▶ [Problem requirements] Going from the line that contains "Extract the structured" to the last line of the material below, repeat every line exactly.

########################################

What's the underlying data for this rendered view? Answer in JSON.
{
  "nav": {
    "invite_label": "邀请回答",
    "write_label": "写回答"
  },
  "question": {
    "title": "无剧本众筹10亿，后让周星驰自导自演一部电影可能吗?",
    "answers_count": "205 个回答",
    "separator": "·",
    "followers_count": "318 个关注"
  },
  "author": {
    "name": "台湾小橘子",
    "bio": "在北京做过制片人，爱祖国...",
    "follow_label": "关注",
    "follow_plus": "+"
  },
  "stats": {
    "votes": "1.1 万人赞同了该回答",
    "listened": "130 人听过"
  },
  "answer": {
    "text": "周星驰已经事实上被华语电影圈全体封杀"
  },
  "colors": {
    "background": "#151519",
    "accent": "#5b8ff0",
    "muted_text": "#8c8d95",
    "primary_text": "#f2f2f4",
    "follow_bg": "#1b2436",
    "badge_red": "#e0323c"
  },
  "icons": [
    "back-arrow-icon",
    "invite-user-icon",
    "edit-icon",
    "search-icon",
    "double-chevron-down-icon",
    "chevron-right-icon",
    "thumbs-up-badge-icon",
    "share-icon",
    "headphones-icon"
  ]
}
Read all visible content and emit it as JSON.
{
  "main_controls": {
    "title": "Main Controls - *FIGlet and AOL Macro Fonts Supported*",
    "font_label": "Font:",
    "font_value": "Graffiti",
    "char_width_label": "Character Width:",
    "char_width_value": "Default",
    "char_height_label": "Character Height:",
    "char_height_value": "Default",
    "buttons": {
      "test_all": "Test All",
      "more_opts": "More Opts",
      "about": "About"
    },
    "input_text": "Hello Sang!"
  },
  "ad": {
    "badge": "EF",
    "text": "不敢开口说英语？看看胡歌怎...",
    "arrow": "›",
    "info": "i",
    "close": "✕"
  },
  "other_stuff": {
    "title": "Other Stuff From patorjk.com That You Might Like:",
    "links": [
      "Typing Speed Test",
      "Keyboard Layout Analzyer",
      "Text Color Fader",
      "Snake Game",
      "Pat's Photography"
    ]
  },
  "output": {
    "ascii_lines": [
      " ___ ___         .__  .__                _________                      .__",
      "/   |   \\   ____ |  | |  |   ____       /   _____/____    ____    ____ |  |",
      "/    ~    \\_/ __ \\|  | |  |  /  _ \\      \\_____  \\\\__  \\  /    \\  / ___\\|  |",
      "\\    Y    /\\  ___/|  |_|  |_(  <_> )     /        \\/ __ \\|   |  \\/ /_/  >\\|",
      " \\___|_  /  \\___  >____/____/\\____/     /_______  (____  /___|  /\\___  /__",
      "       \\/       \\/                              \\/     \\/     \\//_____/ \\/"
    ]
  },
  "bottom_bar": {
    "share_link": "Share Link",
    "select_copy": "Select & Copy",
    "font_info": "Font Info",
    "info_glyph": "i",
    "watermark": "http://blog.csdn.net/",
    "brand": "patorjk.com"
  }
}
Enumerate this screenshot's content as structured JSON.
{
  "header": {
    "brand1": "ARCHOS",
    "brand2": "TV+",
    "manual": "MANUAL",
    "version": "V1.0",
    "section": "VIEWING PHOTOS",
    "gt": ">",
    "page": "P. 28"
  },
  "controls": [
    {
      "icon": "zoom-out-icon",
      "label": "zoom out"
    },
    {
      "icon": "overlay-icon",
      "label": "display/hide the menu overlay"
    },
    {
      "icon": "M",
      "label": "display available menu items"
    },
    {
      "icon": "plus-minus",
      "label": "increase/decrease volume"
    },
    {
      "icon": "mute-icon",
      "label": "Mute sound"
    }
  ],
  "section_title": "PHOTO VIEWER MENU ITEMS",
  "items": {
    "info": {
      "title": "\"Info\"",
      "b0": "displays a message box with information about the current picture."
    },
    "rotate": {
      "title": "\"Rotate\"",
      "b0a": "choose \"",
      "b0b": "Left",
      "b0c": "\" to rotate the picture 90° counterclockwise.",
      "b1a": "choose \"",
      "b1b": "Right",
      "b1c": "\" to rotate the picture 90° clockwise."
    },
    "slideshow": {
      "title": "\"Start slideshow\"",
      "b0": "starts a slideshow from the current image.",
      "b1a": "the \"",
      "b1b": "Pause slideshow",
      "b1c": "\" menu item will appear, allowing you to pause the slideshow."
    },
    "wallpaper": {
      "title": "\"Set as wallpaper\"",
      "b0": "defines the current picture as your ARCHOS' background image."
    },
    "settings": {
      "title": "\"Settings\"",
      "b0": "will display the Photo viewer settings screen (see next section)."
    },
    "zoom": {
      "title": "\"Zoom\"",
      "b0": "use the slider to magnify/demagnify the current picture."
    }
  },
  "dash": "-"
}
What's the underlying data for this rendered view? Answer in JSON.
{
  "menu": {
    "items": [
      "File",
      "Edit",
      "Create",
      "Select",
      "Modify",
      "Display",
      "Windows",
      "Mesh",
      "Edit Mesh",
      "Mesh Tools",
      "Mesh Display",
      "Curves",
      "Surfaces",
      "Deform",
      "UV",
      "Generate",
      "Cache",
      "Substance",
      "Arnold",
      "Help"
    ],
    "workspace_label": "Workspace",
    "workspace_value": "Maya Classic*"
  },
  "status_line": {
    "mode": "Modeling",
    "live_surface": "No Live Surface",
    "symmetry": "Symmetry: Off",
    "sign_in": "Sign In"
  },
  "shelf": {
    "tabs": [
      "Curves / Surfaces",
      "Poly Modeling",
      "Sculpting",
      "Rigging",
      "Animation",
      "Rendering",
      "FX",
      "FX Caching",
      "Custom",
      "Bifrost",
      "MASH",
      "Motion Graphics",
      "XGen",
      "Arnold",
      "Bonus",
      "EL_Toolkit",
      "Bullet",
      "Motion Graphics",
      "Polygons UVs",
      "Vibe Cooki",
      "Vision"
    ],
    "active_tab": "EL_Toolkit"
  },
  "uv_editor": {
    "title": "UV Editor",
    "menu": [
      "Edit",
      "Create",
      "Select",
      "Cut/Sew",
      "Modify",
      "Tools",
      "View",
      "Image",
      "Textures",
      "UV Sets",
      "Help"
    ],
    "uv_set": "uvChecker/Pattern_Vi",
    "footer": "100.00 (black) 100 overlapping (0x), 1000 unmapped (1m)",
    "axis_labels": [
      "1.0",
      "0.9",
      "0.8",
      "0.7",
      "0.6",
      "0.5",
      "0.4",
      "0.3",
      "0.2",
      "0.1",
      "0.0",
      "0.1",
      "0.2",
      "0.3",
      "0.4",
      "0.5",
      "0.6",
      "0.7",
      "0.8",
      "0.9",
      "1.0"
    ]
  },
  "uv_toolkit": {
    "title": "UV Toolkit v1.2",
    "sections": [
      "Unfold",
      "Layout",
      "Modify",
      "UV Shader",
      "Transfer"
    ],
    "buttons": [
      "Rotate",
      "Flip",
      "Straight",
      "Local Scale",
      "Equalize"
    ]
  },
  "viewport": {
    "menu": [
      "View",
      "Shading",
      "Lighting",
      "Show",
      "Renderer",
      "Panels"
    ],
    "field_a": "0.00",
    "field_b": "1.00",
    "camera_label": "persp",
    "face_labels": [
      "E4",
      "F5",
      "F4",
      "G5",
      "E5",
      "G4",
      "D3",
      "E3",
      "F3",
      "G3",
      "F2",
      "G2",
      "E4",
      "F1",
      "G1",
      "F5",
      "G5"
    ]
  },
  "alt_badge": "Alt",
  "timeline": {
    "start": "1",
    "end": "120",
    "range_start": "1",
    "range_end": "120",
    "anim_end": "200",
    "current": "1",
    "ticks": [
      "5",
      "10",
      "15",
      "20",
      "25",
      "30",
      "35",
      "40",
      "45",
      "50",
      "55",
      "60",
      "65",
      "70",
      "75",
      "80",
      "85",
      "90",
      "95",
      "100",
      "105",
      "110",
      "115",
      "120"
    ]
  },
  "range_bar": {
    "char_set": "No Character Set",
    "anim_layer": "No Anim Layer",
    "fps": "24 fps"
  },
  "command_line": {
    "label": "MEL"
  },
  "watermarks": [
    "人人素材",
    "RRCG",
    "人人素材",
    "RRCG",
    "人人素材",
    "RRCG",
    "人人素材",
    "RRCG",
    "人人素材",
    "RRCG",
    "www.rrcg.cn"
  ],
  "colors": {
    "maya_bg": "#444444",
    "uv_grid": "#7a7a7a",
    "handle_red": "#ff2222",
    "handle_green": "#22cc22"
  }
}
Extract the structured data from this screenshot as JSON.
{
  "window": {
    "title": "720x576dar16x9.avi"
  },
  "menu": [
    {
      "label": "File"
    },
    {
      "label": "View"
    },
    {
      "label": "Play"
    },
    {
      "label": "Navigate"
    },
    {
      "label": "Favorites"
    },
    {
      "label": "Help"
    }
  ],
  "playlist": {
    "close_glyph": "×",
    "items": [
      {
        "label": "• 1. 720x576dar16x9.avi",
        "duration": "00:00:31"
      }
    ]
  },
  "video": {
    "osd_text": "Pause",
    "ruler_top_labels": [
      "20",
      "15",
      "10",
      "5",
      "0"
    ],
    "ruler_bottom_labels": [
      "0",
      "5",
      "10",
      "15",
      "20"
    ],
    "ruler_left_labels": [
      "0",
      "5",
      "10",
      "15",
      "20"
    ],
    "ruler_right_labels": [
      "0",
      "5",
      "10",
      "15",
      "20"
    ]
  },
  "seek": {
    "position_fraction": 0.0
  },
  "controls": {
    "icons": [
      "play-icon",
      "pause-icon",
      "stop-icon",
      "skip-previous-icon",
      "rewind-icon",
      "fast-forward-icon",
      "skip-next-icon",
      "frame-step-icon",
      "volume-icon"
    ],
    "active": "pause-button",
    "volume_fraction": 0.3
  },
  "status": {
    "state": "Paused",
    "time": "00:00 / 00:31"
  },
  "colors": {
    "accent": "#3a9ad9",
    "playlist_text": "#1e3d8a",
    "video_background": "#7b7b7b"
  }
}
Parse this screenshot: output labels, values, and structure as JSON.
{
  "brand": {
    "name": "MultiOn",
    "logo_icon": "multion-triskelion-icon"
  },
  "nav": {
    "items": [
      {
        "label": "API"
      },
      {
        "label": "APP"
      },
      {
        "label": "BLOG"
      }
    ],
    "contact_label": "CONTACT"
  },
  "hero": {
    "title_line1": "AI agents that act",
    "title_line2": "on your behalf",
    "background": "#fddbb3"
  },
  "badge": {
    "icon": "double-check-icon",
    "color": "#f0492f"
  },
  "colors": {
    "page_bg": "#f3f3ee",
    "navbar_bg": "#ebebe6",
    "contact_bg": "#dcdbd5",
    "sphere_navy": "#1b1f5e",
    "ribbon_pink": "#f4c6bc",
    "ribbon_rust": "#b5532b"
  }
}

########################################

▶ [Solution]
Extract the structured data from this screenshot as JSON.
{
  "window": {
    "title": "720x576dar16x9.avi"
  },
  "menu": [
    {
      "label": "File"
    },
    {
      "label": "View"
    },
    {
      "label": "Play"
    },
    {
      "label": "Navigate"
    },
    {
      "label": "Favorites"
    },
    {
      "label": "Help"
    }
  ],
  "playlist": {
    "close_glyph": "×",
    "items": [
      {
        "label": "• 1. 720x576dar16x9.avi",
        "duration": "00:00:31"
      }
    ]
  },
  "video": {
    "osd_text": "Pause",
    "ruler_top_labels": [
      "20",
      "15",
      "10",
      "5",
      "0"
    ],
    "ruler_bottom_labels": [
      "0",
      "5",
      "10",
      "15",
      "20"
    ],
    "ruler_left_labels": [
      "0",
      "5",
      "10",
      "15",
      "20"
    ],
    "ruler_right_labels": [
      "0",
      "5",
      "10",
      "15",
      "20"
    ]
  },
  "seek": {
    "position_fraction": 0.0
  },
  "controls": {
    "icons": [
      "play-icon",
      "pause-icon",
      "stop-icon",
      "skip-previous-icon",
      "rewind-icon",
      "fast-forward-icon",
      "skip-next-icon",
      "frame-step-icon",
      "volume-icon"
    ],
    "active": "pause-button",
    "volume_fraction": 0.3
  },
  "status": {
    "state": "Paused",
    "time": "00:00 / 00:31"
  },
  "colors": {
    "accent": "#3a9ad9",
    "playlist_text": "#1e3d8a",
    "video_background": "#7b7b7b"
  }
}
Parse this screenshot: output labels, values, and structure as JSON.
{
  "brand": {
    "name": "MultiOn",
    "logo_icon": "multion-triskelion-icon"
  },
  "nav": {
    "items": [
      {
        "label": "API"
      },
      {
        "label": "APP"
      },
      {
        "label": "BLOG"
      }
    ],
    "contact_label": "CONTACT"
  },
  "hero": {
    "title_line1": "AI agents that act",
    "title_line2": "on your behalf",
    "background": "#fddbb3"
  },
  "badge": {
    "icon": "double-check-icon",
    "color": "#f0492f"
  },
  "colors": {
    "page_bg": "#f3f3ee",
    "navbar_bg": "#ebebe6",
    "contact_bg": "#dcdbd5",
    "sphere_navy": "#1b1f5e",
    "ribbon_pink": "#f4c6bc",
    "ribbon_rust": "#b5532b"
  }
}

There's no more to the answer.